### ACTIVITY
Below are the records; tally the lines in them that include the word "heading" and reply with the number alone.

Dataset records:
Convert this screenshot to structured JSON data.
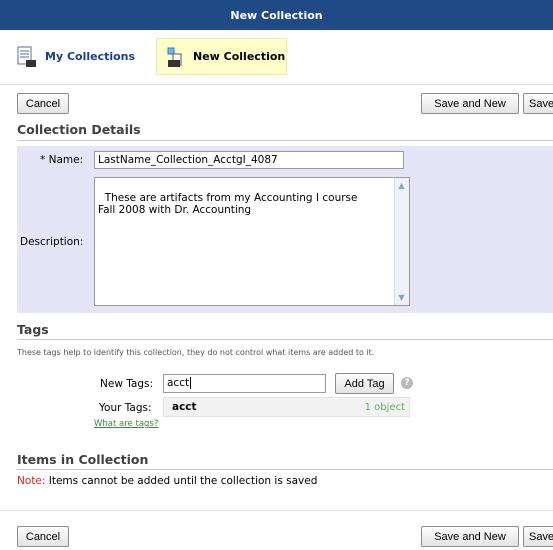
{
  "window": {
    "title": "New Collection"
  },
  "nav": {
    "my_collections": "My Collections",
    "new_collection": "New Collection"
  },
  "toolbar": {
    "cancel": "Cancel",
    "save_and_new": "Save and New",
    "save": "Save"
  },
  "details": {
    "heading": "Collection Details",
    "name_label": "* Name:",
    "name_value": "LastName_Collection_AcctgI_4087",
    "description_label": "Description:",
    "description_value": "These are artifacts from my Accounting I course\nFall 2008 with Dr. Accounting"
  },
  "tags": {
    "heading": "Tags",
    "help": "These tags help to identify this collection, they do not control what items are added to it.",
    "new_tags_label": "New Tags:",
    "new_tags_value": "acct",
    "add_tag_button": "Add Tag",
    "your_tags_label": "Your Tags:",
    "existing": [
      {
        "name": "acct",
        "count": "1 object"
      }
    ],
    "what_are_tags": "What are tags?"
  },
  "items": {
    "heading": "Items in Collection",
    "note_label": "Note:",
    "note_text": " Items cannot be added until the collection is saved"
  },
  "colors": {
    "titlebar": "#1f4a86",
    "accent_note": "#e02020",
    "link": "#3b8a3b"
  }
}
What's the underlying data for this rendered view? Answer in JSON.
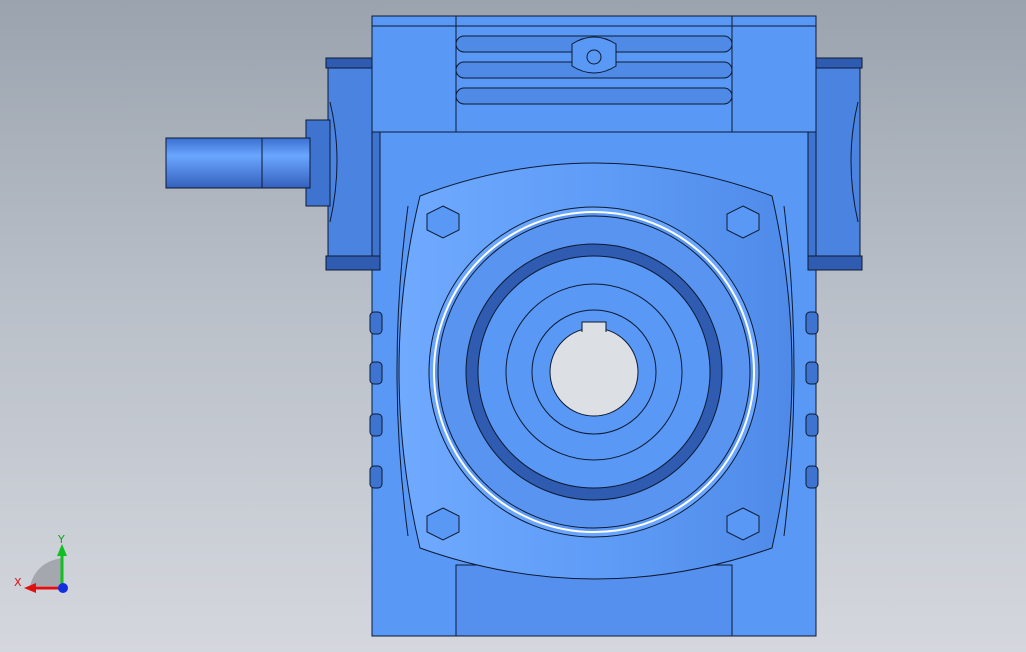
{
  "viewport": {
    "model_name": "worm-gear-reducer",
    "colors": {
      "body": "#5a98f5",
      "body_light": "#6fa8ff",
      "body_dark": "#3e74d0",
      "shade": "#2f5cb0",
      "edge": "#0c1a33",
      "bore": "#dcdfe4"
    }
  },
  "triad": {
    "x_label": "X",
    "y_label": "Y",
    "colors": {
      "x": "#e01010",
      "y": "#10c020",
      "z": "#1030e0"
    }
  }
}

### SOLUTION TO THIS TASK
3